Updated: Apr 10
With very little going on right now, we thought it would be nice for folk to look back on their time supporting the lads and name their favourite game, ground and player as well as remembering their first time watching the lads… Feel free to contribute yours to firstname.lastname@example.org FIRST MATCH
I was born just off Newcastle’s Westgate Road, “within the sound of Armstrong’s hooter”, the definition of a true Geordie evidently. My mother and all her family were Mags, but my dad, a season ticket holder at Roker Park, made sure I was brought up Sunderland through and through. I started going to Roker Park in the 59/60 season, when my dad finally agreed to buy me a season ticket to stand with him in the Clock Stand. However, the first match I went to was in the previous season at St James’ Park. Yes, the first match I saw was a Newcastle game. Not with my dad (he visited every ground in the old first and second divisions except one, St James’ Park which he refused to ever enter, yes, my dad was one of those). I went to the Newcastle game with my dad’s mate Bobby Hedley who took me and his own son, John. For years I wondered why we went to that game, but in 2008, when the fiftieth anniversary of the Munich air crash was commemorated, I realised why. All I remembered of the game was that the ground was so full I had to sit at the side of the pitch right behind a corner flag, and that stepping back to take a corner, Bobby Charlton kicked me, turned round and said “Sorry, kid” (which of course I lived off for years in the playground). The reason we were there along with most of the rest of the 60000 crowd was that this was the first visit of Man Utd to the North East since the Munich crash, so everyone wanted to turn out to honour the Busby babes.

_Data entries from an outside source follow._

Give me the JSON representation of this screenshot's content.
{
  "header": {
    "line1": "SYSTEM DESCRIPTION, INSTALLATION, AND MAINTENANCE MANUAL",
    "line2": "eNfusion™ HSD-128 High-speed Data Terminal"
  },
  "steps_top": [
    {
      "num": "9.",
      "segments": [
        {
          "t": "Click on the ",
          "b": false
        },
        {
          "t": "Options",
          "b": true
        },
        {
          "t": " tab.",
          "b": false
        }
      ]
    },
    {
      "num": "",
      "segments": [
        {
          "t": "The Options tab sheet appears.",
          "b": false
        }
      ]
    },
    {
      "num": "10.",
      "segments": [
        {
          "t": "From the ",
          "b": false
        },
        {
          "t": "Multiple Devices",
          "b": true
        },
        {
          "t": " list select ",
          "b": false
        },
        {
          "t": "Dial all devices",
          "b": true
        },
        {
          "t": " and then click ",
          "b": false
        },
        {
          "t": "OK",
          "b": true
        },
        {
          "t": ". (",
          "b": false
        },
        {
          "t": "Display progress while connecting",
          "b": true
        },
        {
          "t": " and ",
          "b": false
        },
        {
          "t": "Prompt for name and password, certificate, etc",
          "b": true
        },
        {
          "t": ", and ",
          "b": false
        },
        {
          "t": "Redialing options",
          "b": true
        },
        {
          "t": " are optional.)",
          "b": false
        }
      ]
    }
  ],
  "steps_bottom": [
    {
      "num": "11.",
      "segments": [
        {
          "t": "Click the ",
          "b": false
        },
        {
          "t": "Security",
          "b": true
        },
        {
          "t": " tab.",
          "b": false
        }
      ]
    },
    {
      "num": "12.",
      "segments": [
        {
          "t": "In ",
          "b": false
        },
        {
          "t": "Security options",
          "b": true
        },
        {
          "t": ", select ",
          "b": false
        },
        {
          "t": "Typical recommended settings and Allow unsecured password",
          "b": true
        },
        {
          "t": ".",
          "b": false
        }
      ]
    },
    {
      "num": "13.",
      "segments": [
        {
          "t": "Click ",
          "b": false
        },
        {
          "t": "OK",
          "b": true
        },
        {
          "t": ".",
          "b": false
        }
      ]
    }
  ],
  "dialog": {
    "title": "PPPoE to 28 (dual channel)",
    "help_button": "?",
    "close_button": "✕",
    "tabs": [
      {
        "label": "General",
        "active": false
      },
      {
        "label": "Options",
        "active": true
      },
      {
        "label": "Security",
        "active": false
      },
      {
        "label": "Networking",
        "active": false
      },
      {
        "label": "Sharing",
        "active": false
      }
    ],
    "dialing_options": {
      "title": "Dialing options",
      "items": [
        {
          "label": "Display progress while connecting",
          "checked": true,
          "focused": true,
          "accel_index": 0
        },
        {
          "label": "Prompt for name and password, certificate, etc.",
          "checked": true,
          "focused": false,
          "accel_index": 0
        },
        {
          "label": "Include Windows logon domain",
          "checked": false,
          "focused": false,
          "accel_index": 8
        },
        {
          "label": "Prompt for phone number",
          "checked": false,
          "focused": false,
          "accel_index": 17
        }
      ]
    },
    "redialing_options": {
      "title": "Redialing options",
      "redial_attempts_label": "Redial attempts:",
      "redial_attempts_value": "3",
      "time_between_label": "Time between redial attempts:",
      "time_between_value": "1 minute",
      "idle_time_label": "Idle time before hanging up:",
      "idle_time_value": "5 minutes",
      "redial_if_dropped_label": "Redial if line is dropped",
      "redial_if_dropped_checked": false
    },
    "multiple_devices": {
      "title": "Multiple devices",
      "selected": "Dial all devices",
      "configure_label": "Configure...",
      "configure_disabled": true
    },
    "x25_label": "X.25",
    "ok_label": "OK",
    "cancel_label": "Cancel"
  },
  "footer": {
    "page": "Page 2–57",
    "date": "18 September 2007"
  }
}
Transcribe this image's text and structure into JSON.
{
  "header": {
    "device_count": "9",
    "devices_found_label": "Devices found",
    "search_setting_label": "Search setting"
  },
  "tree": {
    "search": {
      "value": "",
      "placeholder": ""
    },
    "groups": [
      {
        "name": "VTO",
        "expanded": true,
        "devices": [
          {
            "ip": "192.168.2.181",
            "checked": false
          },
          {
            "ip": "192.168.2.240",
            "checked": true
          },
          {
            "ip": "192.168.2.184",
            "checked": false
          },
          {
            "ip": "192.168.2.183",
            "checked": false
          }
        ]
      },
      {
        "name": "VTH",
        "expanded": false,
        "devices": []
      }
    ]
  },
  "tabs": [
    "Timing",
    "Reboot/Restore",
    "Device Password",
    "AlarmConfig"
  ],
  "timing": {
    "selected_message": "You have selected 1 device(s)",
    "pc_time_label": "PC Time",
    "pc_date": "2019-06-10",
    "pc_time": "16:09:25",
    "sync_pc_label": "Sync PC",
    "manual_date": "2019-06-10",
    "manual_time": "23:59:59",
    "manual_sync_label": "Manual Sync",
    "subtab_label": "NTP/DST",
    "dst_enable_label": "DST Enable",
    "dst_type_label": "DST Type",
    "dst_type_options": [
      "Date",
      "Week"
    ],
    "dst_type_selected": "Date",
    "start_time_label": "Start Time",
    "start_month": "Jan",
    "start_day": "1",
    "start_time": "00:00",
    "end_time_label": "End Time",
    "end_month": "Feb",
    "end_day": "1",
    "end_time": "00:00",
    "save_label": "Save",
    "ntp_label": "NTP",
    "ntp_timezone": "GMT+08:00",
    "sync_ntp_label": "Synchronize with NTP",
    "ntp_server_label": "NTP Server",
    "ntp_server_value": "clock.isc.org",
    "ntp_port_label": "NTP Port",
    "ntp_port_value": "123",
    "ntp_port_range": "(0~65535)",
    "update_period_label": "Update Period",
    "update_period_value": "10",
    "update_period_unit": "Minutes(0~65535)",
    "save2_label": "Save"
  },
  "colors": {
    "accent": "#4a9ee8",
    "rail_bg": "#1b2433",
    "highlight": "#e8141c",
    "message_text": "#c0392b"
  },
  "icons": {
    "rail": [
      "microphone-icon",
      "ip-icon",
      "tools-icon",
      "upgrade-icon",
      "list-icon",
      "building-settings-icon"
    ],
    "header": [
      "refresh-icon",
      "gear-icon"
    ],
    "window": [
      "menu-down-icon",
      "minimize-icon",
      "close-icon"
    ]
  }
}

My dad’s generosity didn’t extend to letting me accompany him to away games (I guess he had to be allowed to get away and have a pint or few every other week). However, one away game we did go to together was the FA Cup game at Old Trafford in 1964. The greatest excitement I have ever experienced outside of a bedroom was when Johnny Crossan danced across the edge of the penalty area beating three United defenders and put the ball in the top corner, putting us 3-1 up. OK, I know it finished 3-3 and we were well beat in the second replay, and that Crossan goal only exists in my mind’s eye because I have never seen (and don’t want to) a film of it. But to me it will always remain the greatest goal ever scored, ever, in the whole history of football.
I have had great individual player moments, such as getting kicked by Bobby Charlton (see above) or watching Jim Baxter in ’66 in the Waterloo Hotel (RIP) teach the Russian squad to drink rum and blackcurrant. But my favourite overall player has to be Johnny Crossan. Modern day commentators talk of the “number 10 role”. Well, Crossan wore 10 on his back, and was the archetypal inside forward: skilful, intricate, intelligent, and hard. Also, and this also might only exist in my mind’s eye (and if it does, I apologise Johnny), he used to come out of the tunnel with a cigarette in his mouth.
For a favourite ground I have to look at somewhere where I have only good memories, and, obviously I have experienced many fantastic moments at both Roker and the SoL. At Roker Park, being part of the Roker Roar, or watching Kevin Arnott controlling games from the centre circle, like a master squash player never moving from the T, or Cloughie laughing as he picked up the ball just inside the opposition half with only the Boro goalkeeper in front of him, or the shoes scattered across the Fulwell End terraces after the epic replay against Man Utd in 64, or the raucous journeys every other Saturday from the Brewers Arms in Durham to The Derby in my mates’ sit up and beg old Ford (and never forgetting the lads who used to sell raffle tickets in The Derby, going into the bar and shouting “it was won in the lounge” then going into the lounge and shouting “it was won in the bar”).
At the SoL the whole Peter Reid magical era, or an epic individual midfield battle when Gavin McCann upped his game to go toe to toe for 90 minutes with Patrick Vieira, or the spontaneous standing ovation given to Thierry Henry when he was substituted, leaving our pitch for the last time.
But at both grounds there have been too many heartbreaks for either ground to be considered my favourite. Cloughie’s career being ended by the Bury goalkeeper. Tommy Harmer’s knee ruining the promotion party atmosphere. The so bad you had to laugh experience of watching us score three own goals against Charlton. Following Sunderland means that most grounds you visit will provide painful memories.
The only ground I can think of where all my experiences were good is St James’ Park. Apart from getting an apology from Bobby Charlton, I was also there to see Gary Rowell’s hat trick, Blyth Spartan’s battle in the mud against Wrexham, not to mention seeing The Stones and Bob Dylan there. So, strangely, I guess St James’ Park is my favourite ground.